Access to Bus Operators’ Data

18. Nexus welcomes the various requirements for bus operators to provide information to local transport authorities about their operations. These requirements cover:

· fares and real-time operational data on a day-to-day basis;

· revenue and ridership data when a bus service is withdrawn or reduced; and

· full details of operating revenues and costs to support a bus franchising assessment.

19. We would urge the Committee to make an amendment to the Bill such that full information about operating costs, revenues and patronage is also available to the Local Transport Authority when an Enhanced Partnership is being developed, similar to the information provided to the Local Transport Authority when it is assessing a Bus Franchising scheme.

20. An Enhanced Partnership is likely to be a major and long-term financial commitment for a Local Transport Authority that it cannot easily or unilaterally withdraw from. Furthermore, an Enhanced Partnership is likely to be a significant change to the economic context for its incumbent operators, whose long term business prospects may be affected by the commitments made. Local Transport Authorities will need assurance regarding long term longevity of their bus operations before committing an Enhanced Partnership.

21. In such circumstances a prudent Local Transport Authority such as Nexus would need a detailed business case assessment to be conducted before it proceeded, which should be based on sound and up-to-date information about bus costs and revenues from all operators. This requirement would include information from those operators who might not support the goals of the Enhanced Partnership and would not volunteer their information freely. At present, the Bill only allows for partial information to be made available when an Enhanced Partnership is being developed, we believe this is a weakness that will deter many Local Transport Authorities from taking the risk of investing in an Enhanced Partnership.
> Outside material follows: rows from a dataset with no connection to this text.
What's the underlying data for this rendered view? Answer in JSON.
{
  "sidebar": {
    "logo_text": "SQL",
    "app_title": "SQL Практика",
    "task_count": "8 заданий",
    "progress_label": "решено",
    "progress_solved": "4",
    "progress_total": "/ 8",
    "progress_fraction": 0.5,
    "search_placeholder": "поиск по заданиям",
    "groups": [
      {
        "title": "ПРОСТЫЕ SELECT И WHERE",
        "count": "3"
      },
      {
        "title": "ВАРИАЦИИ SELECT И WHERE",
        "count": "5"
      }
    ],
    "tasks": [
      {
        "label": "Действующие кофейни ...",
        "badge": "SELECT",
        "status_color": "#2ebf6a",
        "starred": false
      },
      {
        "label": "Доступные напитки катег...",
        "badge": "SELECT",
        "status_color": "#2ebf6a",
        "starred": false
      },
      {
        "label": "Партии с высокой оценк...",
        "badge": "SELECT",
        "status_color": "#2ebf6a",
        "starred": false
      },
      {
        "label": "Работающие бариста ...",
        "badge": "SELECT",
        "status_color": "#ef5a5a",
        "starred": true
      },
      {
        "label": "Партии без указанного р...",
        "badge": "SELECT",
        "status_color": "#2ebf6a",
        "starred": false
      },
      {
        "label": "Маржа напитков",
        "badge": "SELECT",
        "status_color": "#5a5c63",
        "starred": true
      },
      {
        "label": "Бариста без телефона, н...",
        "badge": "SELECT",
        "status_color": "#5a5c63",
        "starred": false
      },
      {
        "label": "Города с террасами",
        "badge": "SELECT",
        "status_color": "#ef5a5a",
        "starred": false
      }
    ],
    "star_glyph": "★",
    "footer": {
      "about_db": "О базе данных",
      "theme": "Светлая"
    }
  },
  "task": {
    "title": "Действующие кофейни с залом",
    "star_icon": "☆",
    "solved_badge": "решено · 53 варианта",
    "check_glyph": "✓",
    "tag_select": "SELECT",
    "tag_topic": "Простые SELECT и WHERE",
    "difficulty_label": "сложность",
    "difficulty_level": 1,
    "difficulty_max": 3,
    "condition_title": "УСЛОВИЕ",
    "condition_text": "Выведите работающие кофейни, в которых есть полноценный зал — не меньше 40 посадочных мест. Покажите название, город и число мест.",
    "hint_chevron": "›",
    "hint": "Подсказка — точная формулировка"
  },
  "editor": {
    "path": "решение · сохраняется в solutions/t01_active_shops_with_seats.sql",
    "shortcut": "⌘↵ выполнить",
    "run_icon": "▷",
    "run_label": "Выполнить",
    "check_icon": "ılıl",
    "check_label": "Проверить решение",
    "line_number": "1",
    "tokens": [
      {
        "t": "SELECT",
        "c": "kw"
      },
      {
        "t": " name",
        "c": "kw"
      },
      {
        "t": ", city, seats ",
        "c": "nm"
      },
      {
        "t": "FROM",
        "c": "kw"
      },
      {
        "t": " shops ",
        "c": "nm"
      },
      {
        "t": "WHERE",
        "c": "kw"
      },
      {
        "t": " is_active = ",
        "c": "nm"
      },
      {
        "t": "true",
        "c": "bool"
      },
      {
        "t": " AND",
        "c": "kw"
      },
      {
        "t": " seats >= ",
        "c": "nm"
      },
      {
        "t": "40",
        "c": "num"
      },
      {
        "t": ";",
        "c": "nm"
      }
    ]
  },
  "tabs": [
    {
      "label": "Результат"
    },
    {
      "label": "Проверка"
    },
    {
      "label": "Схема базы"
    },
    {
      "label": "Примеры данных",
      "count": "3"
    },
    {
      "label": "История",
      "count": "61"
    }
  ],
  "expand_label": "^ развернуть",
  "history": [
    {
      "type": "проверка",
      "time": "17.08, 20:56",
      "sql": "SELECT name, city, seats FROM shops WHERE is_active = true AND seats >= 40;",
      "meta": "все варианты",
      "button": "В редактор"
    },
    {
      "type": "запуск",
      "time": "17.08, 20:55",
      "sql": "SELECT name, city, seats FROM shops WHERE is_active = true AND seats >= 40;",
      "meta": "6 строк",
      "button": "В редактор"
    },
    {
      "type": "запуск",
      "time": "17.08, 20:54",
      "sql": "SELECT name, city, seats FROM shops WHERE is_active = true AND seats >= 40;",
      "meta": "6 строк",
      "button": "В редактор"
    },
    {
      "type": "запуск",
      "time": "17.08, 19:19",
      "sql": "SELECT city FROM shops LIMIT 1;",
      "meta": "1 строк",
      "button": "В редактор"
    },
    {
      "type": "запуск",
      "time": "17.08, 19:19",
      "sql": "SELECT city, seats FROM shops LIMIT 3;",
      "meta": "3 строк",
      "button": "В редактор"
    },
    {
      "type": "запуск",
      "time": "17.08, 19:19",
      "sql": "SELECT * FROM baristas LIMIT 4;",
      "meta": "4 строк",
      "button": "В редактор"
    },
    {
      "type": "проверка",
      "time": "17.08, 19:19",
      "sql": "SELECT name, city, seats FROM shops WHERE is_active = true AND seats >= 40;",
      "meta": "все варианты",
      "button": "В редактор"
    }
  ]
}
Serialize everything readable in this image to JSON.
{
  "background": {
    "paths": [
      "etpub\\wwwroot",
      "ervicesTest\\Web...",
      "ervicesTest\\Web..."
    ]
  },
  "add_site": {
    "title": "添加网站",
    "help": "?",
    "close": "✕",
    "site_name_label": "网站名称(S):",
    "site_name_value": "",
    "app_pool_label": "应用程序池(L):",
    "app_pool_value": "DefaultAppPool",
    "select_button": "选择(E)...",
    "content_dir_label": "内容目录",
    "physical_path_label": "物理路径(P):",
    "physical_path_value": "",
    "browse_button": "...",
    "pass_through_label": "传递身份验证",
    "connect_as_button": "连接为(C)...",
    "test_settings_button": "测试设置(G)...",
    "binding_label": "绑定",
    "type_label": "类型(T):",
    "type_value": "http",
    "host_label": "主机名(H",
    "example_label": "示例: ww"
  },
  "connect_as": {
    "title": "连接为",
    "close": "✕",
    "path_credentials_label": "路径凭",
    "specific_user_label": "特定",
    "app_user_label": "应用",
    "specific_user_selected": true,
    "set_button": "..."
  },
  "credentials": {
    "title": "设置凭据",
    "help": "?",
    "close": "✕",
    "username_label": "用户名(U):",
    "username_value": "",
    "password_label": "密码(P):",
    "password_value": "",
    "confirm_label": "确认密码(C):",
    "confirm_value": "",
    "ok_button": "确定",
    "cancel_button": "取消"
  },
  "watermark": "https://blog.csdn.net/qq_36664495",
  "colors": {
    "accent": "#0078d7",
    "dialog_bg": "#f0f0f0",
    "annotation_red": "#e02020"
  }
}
22. There is much to commend the Bus Services Bill, which Nexus warmly welcomes. But we believe the Bill could be improved further if the actions set out in this submission are enacted.

March 2017

[1] The criteria were contained in a DfT policy statement published in October 2016.

[2] We have seen significant cuts to commercial bus services in our major cities of Sunderland and Newcastle during the first three months of 2017, continuing the trend of recent years.

[3] The risk of this occurring may be particularly high when a Local Transport Authority chooses to implement a bus franchising scheme and commercial operators not capable of winning franchise contracts are vacating the area. In these circumstances, the attraction of the area to a new commercial operator may be particularly low, operators that have won franchise contracts will be focussing on their mobilisation and a Local Transport Authority operator may need to step in.


Prepared 16th March 2017